Statue of Father John Murphy, Tullow.



The town was at one time connected to the Irish railway network, on a branch line from Naas in County Kildare. Tullow railway station opened on 1 June 1886, closed for passenger and goods traffic in 1947 and finally closed on 1 April 1959.[15]


Bus Éireann route 132 provides a once a day each way (Mondays to Fridays inclusive) commuter link to Dublin via Tallaght. There are also a limited range (usually one/two journeys a day each way) of Bus Éireann Expressway services linking the town to Dublin, New Ross, Waterford and Rosslare Europort. JJ Kavanagh and Sons route from Hacketstown to Carlow also serves the town. The main stopping place for buses is on the Square.


A local weather station operates in Tullow, which records all local weather and provides a five-day local forecast.[16] Tullow recorded the lowest temperature in 2010 at −17.7 °C. It is also based in a basin so the weather patterns are slightly different.


Tullow Oil is one of Europe's largest independent exploration and production companies with worldwide operations.

Notable people[edit]

See also[edit]

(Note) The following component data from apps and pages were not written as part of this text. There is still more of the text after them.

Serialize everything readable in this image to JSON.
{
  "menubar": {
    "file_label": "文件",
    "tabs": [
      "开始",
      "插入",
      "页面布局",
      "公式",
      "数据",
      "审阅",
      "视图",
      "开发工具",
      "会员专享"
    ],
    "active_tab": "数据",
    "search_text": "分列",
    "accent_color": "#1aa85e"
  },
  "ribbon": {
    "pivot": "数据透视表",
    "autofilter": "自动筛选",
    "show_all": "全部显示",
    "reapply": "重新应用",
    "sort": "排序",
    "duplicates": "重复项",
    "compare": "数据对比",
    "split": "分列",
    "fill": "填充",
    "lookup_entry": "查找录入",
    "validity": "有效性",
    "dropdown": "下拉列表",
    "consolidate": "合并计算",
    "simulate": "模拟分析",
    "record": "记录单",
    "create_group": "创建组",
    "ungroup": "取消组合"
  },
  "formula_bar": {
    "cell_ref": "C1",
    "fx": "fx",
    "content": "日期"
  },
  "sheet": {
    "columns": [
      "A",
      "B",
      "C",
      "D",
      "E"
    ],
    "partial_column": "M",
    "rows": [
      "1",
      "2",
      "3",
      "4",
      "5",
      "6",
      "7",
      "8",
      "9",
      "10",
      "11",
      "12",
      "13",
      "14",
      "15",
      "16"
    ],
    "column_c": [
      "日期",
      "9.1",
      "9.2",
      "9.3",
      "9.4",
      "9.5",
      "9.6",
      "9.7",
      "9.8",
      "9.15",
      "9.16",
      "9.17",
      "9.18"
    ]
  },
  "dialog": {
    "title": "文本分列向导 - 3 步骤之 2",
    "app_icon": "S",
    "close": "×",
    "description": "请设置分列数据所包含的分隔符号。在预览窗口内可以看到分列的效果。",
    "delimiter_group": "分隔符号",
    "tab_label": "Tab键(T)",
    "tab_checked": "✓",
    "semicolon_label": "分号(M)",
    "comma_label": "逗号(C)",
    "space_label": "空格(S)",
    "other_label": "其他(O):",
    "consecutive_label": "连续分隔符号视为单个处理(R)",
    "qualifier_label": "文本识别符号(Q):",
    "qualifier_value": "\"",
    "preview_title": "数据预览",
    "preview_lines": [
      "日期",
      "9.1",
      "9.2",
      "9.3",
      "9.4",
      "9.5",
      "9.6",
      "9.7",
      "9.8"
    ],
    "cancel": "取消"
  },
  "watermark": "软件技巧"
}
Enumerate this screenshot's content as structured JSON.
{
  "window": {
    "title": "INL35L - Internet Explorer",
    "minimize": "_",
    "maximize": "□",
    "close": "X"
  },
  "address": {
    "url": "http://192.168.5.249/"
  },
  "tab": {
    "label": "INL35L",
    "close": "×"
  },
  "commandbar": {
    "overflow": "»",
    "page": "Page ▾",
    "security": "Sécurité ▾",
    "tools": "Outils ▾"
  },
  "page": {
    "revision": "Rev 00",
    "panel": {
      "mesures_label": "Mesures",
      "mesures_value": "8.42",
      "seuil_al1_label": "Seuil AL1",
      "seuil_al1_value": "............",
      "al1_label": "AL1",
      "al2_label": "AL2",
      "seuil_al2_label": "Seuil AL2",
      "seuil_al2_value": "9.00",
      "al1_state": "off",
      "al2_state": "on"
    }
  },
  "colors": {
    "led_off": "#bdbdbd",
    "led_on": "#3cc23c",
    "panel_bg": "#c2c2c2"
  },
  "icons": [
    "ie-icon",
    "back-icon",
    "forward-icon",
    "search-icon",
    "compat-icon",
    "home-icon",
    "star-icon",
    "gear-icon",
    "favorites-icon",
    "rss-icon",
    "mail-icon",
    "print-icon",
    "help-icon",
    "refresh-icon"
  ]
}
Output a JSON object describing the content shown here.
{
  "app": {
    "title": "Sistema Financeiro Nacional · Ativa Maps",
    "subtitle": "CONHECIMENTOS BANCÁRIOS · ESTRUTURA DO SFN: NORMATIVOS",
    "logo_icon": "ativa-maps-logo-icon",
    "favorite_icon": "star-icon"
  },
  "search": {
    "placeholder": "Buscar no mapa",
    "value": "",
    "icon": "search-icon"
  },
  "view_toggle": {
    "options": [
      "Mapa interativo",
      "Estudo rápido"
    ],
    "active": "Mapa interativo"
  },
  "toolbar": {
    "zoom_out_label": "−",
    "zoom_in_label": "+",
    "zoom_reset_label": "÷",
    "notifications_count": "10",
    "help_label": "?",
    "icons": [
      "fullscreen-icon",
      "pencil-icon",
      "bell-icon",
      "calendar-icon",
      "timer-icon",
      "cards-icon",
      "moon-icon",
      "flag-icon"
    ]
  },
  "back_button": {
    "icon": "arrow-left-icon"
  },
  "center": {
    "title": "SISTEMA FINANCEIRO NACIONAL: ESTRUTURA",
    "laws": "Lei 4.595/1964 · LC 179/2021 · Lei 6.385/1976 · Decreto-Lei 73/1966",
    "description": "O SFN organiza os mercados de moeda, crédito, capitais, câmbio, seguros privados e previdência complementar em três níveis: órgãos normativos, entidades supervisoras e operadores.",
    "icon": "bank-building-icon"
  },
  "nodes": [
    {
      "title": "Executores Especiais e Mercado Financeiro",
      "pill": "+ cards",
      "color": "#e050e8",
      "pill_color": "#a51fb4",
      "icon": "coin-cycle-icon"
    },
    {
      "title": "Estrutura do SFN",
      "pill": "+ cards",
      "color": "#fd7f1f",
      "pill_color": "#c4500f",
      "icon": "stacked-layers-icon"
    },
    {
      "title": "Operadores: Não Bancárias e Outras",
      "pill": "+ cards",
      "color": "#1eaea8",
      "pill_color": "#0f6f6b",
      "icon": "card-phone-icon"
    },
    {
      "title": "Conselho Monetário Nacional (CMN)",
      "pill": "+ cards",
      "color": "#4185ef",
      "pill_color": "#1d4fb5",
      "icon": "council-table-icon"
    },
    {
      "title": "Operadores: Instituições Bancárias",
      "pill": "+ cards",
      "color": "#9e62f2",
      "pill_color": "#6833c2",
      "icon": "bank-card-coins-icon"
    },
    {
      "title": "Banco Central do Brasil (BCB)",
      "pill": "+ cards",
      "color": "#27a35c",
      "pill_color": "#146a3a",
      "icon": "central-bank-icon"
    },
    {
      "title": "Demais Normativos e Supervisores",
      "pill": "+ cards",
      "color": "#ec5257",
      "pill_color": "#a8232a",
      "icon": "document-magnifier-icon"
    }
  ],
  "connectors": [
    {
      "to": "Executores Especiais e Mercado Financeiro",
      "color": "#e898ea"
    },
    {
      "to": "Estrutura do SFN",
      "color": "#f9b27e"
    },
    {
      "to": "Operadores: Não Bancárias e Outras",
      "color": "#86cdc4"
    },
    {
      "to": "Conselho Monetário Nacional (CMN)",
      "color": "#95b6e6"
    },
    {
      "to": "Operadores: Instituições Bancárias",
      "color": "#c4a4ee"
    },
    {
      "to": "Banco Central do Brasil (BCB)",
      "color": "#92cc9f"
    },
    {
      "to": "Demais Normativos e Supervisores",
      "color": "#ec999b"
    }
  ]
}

  1. ^ a b "Census 2022 - F1015 Population". Central Statistics Office Census 2022 Reports. Central Statistics Office Ireland. August 2023. Retrieved 16 September 2023.
  2. ^ "An Tulach/Tullow". Placenames Database of Ireland (logainm.ie). Government of Ireland. Retrieved 22 September 2021.
  3. ^ Webb, Alfred. "Hugh De Lacy". Library Ireland. Retrieved 18 June 2023.
  4. ^ a b Lewis, Samuel. "A Topographical Dictionary of Ireland". Library Ireland. Retrieved 18 June 2023.
  5. ^ "Towns and Villages: Tullow". Ask About Ireland. Retrieved 18 June 2023.
  6. ^ a b McQuinn, Christopher P. (2011). "Fortiarnán: Trailblazer of the Irish Saints". Carloviana (60): 6–10.
  7. ^ "Tullowphelim Holy Well". Megalithic Ireland. Retrieved 25 June 2023.
  8. ^ tullowhistorian (21 February 2022). "Early Christianity in Tullow and neighbouring parishes". Tullow Historian. Retrieved 6 February 2024.
  9. ^ tullowhistorian (21 February 2022). "Early Christianity in Tullow and neighbouring parishes". Tullow Historian. Retrieved 6 February 2024.
  10. ^ Lewis, Samuel. "A Topographical Dictionary of Ireland". Library Ireland. Retrieved 25 June 2023.
  11. ^ "Towns and Villages: Tullow". Ask About Ireland. Retrieved 25 June 2023.
  12. ^ "Tullow Museum". Discover Ireland. Retrieved 25 June 2023.
  13. ^ "Our Beginnings". Brigidines. Retrieved 4 July 2023.
  14. ^ "SEAN O'BRIEN Ireland". ESPN. Retrieved 3 January 2022.
  15. ^ "Tullow station" (PDF). Railscot - Irish Railways. Retrieved 24 November 2007.
  16. ^ CarlowWeather.com

External links[edit]